Quinzaine: Engineer, we need you at the 8-plex.
Me: Sure, I will be there in 15 minutes.
It's 8:00AM, and I'm still at home trying to finish a contract agreement for a project in Congo. EMI Uganda needs this contract in order to review it and send it to the client representative, who in turn will send it to the president of their organisation and to the contractor.
Twenty-five minutes have already passed since I told Quinzaine I would meet him at the 8-plex site. I don’t like to keep our foreman waiting.
I meet with the clay pots supplier and we reach a deal: we are getting 130 clay pots in two weeks. That’s a lot of pots.
Pamphile: Engineer, I need screws to attach the toilet seats at the ophthalmology bathroom under construction.
Me: Give me 10 minutes, and I will be there.
On my way to Pamphile, I meet Chadrack who is working on terrazzo trial. He wants to know if he can grout the surface. I need to see it first before I can give my approval.
But first I need to stop by the doctors’ offices that we are renovating. The electrician is busy installing lights, light switches and sockets. He also happens to be the one on the crew who installs louver window frames. He asks me for the supplies to complete this task for the newly painted window frames.
Me: I’ll get those to you, please remind me later today.
I know that I also need to demonstrate how I want the materials to be used.
Finally I meet with Pamphile and attend to his queries. I do a quick tour of the work in and around the bathroom. Junction boxes are almost done, covers are being made and Pamphile has installed the hand washbasin already.
The floor looks good. It appears as if our trial is a success. There are a few holes here and there and that is why we need to grout the entire surface with our own homemade grout. We will regrind and polish the floor next week on Monday.
I haven’t been to B20 yet. There is a small team of workers painting the 2nd floor ceiling and a group of masons repointing the ramp parapet wall. I stop by to check in how they are doing, and it all looks great.
Me: I am on my way there.
Desiré is installing roof trusses at the 8-plex, and he almost done. He is now working on front porch trusses.
Desiré: How do we attach the gutters? We will end up with so many downspouts.
Me: What do you suggest?
He is a creative welder, and his idea seems innovative.
Me: Give it a try.
Me: Alright, let's do it.
John: Hey Matt, I’m at the clinic already.
Me: Cool, I’ll be there in a minute.
I sent a few guys to help John install cabinets in the eye clinic OR we renovated a few days ago. They had a questionable approach that would use nails to hang 4 very heavy cabinets. John is having a hard time communicating with them, but he is not convinced of their idea.
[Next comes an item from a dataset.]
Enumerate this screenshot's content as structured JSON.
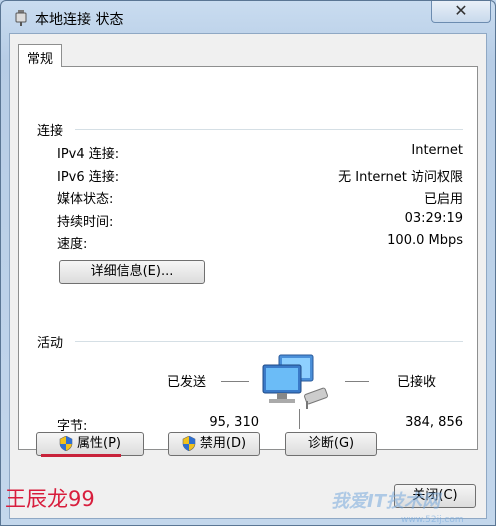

Me: I’ve got a few anchor bolts. They should work.
John: Sweet. Do you need my help?
Me: No, we’ve got this.
Well the cabinets are heavy, and we need help to lift them up in order to attach them to the walls. It ends up taking a long time to complete the task.
My Jess: Hey love, our sink is not working.
Me: Hey, stop by my place, and fix my kitchen sink.
Pamphile: Yes sir, I’m heading there right now.
It’s 2:30pm, and we have just finished hanging the cabinets.
As I head down to the 8-plex to respond to another call from Desiré, I notice that one of the trees has slightly damaged the roof eaves on its way down. It is not a big deal, but we will need to replace that section. I get concerned because we still have 6 to 7 more trees to cut down, and some of them are leaning heavily toward the compound wall.
I watch in amazement as some of these crooked trees are taken down with just a machete and a rope, but nothing is damaged. Genius!
I try to go for my last round, but I don’t have time to visit all the project sites. The 8-plex and the kindergarten sites consume most of my time.
It is 5:30pm, the end of our workday. I did not yet respond to emails or send our material orders to suppliers. But I need to refresh my mind, so I go for a bike ride and then return back home to my computer.
I’ve reached the end of this workday.